Palawan Bishop Pedro Arigo on Thursday expressed dismay over the Court of Appeals (CA) decision to quash the murder case against former Palawan Gov. Joel Reyes, allegedly the mastermind in the killing of environmentalist and broadcaster Dr. Gerry Ortega.
“We are very saddened and dismayed by the ruling,” Arigo told Radio Veritas in an interview.
“Our group and the Ortega family are only asking to have a day in court, to really have a trial and study the pieces of evidence, and (determine) if they are guilty or not. So this is really frustrating,” said the bishop.
Arigo said he believed that his group has enough strong evidence to establish probable cause against Reyes.
The Palawan prelate also said that, with this development, he has begun to lose confidence on the credibility of the justice system in the country.
“This only proves that the pastoral statement released by the Catholic Bishops’ Conference of the Philippines (CBCP) that our culture is a culture of impunity is correct. That if you have connections, if you have money and you committed a crime, you would be absolved,” he added.
Palawan NGO network lawyer Gerti Mayo-Anda likewise criticized the CA’s ruling, saying it gave more weight on the technical aspect rather than the substantive aspect of the case.
“The substantive aspect was lost, it became a technicality. We believe the focus should be on the substantive aspect because the crime is the issue here,” said Anda.
But Anda said the CA decision won’t stop them from supporting the Ortega family in pursuing the case.
A witness to the case was killed recently inside the Quezon district jail in Lucena City in a case that jail officials insisted was suicide but which lawyers of the Public Attorney’s Office (PAO) said involved foul play.
Dennis Aranas was found dead in his cell at the jail supposedly after killing himself.
But Dr. Erwin Erfe, head of the PAO’s forensic laboratory, said Aranas had contusions in the hands and feet, signs of foul play.
Aranas, 37, who had been tagged as a lookout in Ortega’s murder, was found hanging inside his detention cell at the district jail in Lucena City in Quezon on Feb. 5. His family doubted the results of an autopsy conducted by the National Bureau of Investigation that he died of “asphyxia by hanging.”
PAO chief Persida Acosta said Aranas had bruises in the arms and legs, swelling and contusions that could indicate he was a victim of foul play.
“Have you seen someone who had undergone [fraternity] hazing rites?

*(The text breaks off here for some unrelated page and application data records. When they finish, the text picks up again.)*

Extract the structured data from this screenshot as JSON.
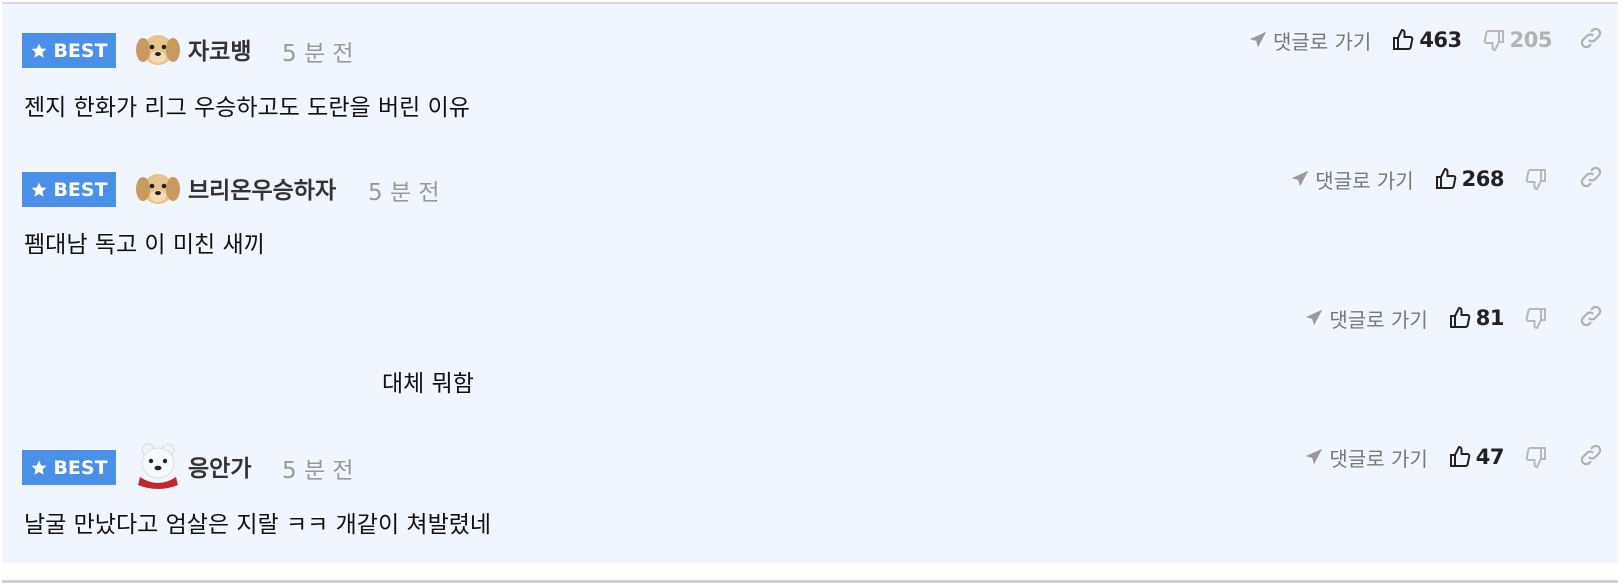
{
  "comments": [
    {
      "badge": "BEST",
      "nickname": "자코뱅",
      "time": "5 분 전",
      "text": "젠지 한화가 리그 우승하고도 도란을 버린 이유",
      "goto_label": "댓글로 가기",
      "likes": "463",
      "dislikes": "205",
      "avatar": "puppy-avatar"
    },
    {
      "badge": "BEST",
      "nickname": "브리온우승하자",
      "time": "5 분 전",
      "text": "펨대남 독고 이 미친 새끼",
      "goto_label": "댓글로 가기",
      "likes": "268",
      "dislikes": "",
      "avatar": "puppy-avatar"
    },
    {
      "text": "대체 뭐함",
      "goto_label": "댓글로 가기",
      "likes": "81",
      "dislikes": ""
    },
    {
      "badge": "BEST",
      "nickname": "응안가",
      "time": "5 분 전",
      "text": "날굴 만났다고 엄살은 지랄 ㅋㅋ 개같이 쳐발렸네",
      "goto_label": "댓글로 가기",
      "likes": "47",
      "dislikes": "",
      "avatar": "polar-bear-avatar"
    }
  ],
  "colors": {
    "best_badge": "#4a8fe8",
    "row_background": "#f1f6fe"
  }
}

That’s how it looked like,” Acosta was quoted as saying in an earlier Inquirer report.
Acosta said Aranas’ family took pictures of the body immediately after he died. “I did not immediately show the pictures to our forensic doctor. When he stepped out of the examination room, he said he, too, saw the bruises,” she said.